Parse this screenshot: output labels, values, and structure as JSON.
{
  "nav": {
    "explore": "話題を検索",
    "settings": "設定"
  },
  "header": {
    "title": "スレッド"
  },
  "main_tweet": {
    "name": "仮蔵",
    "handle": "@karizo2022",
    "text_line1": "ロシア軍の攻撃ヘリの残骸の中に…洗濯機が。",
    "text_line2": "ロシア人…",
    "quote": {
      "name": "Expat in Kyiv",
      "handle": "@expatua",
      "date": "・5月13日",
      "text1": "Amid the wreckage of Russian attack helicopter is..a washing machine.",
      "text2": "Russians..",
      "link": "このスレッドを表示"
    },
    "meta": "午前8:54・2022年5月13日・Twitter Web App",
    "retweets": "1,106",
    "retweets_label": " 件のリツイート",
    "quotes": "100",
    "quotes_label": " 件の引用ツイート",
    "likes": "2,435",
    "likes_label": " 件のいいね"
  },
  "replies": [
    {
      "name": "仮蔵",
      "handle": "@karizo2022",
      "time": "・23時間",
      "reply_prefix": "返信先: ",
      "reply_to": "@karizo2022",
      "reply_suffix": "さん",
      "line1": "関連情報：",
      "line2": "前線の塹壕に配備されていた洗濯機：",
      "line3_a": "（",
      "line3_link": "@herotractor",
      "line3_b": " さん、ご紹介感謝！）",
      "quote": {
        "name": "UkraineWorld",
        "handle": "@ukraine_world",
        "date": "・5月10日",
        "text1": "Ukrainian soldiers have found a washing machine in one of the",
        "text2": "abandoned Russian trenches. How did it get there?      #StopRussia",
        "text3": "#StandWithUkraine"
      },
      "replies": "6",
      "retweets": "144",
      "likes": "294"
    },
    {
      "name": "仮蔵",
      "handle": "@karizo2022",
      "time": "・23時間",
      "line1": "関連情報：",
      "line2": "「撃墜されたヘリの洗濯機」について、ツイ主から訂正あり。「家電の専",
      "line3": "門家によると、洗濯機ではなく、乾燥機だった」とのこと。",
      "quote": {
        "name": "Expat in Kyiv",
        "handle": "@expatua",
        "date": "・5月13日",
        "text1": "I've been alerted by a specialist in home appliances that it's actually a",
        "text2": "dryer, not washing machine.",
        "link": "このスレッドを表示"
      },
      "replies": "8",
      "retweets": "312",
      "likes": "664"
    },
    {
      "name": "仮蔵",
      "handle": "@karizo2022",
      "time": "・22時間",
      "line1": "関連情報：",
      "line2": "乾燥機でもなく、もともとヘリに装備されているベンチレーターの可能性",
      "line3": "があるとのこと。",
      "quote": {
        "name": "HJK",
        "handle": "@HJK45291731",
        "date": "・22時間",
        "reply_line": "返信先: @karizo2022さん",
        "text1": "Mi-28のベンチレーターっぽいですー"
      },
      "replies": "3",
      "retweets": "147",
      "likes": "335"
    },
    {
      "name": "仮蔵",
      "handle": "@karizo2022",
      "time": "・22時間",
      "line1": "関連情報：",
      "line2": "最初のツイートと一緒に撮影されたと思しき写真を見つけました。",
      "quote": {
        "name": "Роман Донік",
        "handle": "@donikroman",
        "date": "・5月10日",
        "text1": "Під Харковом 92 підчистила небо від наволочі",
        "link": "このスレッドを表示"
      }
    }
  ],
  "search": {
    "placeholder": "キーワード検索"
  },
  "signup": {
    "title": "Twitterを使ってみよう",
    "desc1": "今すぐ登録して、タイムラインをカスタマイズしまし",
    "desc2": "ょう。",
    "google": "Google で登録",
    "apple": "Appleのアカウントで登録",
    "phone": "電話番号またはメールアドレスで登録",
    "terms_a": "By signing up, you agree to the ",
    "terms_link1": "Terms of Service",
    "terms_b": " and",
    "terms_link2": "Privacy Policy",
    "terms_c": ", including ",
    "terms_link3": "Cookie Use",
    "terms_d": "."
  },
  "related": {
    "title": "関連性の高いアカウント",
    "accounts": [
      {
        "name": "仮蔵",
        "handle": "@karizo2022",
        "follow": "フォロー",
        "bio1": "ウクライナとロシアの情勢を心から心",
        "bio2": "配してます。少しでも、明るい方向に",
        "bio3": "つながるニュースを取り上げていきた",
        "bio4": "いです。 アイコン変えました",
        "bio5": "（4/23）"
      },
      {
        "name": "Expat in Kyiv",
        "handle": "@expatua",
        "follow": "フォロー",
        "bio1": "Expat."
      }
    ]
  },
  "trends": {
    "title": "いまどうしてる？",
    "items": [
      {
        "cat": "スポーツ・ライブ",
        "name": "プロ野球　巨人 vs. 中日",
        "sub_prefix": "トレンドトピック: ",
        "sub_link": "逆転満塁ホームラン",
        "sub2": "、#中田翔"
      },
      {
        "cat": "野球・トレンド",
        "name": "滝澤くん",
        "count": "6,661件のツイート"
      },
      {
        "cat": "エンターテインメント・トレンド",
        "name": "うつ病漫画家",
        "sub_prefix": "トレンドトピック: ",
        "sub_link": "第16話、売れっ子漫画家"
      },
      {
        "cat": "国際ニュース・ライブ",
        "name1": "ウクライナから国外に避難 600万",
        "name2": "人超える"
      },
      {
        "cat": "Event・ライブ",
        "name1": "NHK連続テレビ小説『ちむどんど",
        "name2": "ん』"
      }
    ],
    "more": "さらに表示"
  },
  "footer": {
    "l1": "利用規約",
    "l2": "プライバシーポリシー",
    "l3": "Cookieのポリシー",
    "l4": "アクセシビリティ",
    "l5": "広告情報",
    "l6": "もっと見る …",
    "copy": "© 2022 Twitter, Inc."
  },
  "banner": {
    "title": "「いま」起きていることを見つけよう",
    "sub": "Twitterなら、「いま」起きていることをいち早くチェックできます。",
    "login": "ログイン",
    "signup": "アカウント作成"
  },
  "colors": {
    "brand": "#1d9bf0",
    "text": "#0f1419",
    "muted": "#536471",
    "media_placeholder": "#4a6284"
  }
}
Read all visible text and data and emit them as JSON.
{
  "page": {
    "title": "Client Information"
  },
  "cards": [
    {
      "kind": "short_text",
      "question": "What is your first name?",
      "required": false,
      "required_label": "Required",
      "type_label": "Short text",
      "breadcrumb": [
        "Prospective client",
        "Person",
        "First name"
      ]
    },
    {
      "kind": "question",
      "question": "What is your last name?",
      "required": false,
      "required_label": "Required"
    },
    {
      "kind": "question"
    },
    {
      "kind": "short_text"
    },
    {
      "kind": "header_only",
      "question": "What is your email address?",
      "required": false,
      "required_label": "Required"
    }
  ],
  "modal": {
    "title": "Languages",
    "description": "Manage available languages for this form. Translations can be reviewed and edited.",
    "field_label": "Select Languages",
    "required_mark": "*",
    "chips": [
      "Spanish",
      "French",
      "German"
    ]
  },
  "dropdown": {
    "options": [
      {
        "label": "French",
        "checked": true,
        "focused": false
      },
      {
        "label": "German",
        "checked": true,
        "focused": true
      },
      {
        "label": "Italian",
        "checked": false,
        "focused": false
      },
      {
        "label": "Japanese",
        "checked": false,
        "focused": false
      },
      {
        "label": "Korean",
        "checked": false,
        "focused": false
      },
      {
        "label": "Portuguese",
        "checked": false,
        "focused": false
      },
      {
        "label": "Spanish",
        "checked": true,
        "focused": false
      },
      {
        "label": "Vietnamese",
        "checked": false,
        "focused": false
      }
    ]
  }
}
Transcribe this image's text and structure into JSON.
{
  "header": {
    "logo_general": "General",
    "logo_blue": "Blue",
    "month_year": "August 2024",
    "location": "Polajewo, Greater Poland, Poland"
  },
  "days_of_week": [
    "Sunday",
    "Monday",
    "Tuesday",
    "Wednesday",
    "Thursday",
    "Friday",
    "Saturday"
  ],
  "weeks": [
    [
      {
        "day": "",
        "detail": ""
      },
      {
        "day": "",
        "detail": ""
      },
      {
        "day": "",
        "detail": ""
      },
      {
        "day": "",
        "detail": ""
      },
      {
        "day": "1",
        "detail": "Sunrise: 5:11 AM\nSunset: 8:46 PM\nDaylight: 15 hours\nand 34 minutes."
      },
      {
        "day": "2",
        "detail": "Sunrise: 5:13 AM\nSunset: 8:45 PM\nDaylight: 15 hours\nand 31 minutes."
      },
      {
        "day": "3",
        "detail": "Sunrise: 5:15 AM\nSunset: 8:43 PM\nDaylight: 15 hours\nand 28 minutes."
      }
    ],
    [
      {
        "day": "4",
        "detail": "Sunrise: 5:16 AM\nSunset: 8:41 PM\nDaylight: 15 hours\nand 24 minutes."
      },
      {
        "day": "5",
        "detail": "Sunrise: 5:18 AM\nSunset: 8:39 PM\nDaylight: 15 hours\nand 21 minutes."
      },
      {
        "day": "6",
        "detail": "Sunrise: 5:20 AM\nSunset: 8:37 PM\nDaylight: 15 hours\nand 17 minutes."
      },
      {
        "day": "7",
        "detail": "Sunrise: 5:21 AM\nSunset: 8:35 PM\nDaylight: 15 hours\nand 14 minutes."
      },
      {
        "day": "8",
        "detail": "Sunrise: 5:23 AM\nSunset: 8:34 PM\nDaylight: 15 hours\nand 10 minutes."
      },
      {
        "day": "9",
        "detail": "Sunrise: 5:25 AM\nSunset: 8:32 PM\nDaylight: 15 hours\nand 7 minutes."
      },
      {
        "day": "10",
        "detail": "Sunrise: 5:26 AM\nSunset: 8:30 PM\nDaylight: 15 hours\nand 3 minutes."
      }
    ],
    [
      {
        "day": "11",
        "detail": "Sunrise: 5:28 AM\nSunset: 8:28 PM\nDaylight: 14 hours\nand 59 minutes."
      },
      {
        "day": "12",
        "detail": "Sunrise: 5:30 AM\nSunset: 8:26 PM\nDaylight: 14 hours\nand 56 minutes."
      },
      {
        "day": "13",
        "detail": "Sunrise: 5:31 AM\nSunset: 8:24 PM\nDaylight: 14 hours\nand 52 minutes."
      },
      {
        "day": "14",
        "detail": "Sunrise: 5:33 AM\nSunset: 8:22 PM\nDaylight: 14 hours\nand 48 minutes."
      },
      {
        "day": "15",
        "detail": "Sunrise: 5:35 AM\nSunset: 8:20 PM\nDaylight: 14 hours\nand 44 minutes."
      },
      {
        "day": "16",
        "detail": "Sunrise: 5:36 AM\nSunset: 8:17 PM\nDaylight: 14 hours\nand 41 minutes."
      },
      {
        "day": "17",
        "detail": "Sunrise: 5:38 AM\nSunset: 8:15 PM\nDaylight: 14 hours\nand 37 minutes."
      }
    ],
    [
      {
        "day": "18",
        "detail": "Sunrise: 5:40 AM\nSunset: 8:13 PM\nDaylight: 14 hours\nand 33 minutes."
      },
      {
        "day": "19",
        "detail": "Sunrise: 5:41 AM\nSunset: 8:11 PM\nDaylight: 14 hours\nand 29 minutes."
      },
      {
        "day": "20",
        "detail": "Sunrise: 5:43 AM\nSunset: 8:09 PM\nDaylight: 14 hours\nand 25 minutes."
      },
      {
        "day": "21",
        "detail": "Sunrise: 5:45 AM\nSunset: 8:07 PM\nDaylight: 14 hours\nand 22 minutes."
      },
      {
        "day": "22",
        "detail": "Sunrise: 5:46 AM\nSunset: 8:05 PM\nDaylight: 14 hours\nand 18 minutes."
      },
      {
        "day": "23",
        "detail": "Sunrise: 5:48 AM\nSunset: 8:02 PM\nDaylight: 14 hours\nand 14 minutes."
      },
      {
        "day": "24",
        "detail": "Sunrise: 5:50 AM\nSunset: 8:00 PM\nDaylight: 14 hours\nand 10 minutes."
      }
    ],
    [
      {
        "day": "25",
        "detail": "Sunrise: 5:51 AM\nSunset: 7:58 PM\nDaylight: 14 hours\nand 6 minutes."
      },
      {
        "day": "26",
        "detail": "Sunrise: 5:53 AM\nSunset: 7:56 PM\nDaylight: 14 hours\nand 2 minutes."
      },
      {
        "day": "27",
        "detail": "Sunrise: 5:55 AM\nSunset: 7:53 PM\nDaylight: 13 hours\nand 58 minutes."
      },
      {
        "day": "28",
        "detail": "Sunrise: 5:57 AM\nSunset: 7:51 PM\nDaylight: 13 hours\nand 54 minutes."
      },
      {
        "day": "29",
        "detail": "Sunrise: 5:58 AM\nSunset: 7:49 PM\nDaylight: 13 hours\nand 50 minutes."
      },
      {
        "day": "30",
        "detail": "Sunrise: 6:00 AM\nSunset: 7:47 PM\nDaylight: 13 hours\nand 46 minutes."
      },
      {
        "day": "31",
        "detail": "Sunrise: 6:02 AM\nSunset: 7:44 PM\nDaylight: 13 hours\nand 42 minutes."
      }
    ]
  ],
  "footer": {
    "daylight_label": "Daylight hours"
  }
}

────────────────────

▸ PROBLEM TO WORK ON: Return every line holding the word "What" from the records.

▸ RESPONSE BOX:
      "question": "What is your first name?",
      "question": "What is your last name?",
      "question": "What is your email address?",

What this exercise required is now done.